Typically marked by communal or familial gatherings that involve some form of food, song and stories, religious celebrations are an important part of an individual’s history and identity. Where these things exist alongside feelings of safety and love, they become a foundational element of one’s past and worldview. Similarly, when they exist in a diverse social setting where gestures of care — like food and stories — are shared with people from outside the small group, such as neighbors or members of another confession, these symbolic ways of living out the good things felt inside a person’s smaller community become influential in their outlook on the world and others in it.
For the first time, at least in my lifetime, images and sounds from empty churches, from seemingly deserted mosques, and from intimate Passover gatherings are shared in a steady stream on global platforms. Christian clerics called on worshippers to stay home during the week before Easter — the most important time of year in Christianity. Unable to travel or be together, Jewish families are commemorating Passover via video links. And, instead of reminding people to gather for prayer, the muezzins are telling people to stay at home and pray.
Instead of reminding people to gather for prayer, the muezzins are telling people to stay at home and pray.
It is not only the streets and places of worship in the Middle East that feel unusually different these days. The soundscapes of the region’s cities, towns and villages are out of season, and the inner spaces of faith and feeling are craving much-needed peace.
One of the distinguishing characteristics of the Middle East is the tangible prominence of religious faith in the individual and collective lives of its people. Now that the region’s air, places and social spaces are so empty, feelings of isolation are more acute in the season of remembrance. Ironically, even for families that are in lockdown together and with countless digital devices, the need for connection is greater than ever — hence the abundance of religious live streams and ceremonial recordings online.

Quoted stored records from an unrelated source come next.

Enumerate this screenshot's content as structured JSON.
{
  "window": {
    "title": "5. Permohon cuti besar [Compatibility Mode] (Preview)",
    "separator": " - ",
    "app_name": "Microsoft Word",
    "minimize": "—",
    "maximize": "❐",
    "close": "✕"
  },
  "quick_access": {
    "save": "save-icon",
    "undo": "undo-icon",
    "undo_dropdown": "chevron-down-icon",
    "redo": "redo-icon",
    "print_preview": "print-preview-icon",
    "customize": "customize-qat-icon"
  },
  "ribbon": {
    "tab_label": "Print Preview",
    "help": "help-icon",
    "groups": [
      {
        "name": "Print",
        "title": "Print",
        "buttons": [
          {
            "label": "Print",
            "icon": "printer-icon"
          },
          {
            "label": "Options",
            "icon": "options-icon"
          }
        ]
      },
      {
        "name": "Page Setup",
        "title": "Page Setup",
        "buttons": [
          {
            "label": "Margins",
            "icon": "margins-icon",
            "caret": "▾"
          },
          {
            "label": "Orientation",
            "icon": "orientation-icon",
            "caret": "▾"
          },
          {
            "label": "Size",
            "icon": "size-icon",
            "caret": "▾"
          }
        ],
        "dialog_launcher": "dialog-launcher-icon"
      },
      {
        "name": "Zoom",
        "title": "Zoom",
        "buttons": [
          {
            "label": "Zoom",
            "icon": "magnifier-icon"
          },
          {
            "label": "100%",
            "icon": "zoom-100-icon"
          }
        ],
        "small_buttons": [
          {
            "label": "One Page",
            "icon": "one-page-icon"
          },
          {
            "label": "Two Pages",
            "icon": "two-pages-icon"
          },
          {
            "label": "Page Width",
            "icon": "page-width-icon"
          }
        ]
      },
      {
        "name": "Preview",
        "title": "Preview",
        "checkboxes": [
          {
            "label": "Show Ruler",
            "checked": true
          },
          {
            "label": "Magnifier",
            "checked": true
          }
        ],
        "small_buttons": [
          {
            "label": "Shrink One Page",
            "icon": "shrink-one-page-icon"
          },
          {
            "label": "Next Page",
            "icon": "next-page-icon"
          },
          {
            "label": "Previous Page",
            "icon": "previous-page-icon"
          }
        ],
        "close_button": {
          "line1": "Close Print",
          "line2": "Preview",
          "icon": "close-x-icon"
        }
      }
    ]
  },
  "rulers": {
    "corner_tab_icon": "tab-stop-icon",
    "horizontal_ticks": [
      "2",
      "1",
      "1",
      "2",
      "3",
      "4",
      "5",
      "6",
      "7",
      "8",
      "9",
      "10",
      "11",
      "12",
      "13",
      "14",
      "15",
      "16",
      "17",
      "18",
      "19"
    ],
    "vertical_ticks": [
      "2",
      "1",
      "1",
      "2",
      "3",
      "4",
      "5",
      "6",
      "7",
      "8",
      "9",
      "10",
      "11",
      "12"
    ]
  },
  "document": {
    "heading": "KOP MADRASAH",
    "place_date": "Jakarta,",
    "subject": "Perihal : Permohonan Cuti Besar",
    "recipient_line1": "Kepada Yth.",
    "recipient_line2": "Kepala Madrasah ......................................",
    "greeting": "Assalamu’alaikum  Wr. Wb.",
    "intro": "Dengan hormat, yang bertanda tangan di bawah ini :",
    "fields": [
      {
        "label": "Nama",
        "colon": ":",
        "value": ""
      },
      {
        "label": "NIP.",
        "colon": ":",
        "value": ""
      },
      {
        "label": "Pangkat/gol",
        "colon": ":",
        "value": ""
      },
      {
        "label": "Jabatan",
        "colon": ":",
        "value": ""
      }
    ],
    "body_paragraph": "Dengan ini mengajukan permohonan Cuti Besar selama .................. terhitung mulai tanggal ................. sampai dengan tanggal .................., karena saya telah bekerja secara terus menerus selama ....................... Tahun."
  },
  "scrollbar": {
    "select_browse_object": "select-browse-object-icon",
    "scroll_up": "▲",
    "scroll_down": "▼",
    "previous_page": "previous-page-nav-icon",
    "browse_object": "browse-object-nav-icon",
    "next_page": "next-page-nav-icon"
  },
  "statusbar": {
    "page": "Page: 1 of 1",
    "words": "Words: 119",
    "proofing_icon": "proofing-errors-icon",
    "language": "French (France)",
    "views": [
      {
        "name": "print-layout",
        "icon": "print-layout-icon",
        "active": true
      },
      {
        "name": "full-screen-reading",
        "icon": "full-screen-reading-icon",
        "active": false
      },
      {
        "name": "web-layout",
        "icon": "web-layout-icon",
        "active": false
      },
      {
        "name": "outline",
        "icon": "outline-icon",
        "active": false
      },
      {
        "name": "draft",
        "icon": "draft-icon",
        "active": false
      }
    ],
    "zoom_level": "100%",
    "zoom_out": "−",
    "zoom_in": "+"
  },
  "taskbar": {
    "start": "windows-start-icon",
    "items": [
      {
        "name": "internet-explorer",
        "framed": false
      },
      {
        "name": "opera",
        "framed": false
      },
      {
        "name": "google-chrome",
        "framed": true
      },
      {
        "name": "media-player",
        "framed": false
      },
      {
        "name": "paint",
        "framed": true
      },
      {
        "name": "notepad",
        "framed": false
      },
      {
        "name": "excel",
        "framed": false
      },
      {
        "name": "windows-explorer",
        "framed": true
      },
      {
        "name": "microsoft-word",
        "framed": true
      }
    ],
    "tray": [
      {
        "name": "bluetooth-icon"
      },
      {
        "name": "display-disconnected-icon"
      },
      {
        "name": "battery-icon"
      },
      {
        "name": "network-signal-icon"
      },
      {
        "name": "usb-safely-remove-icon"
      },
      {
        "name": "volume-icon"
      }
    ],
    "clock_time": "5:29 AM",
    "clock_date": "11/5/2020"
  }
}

- Tala Jarjour is author of “Sense and Sadness: Syriac Chant in Aleppo.” She is Visiting Research Fellow at King's College London, and Associate Fellow of the Yale College.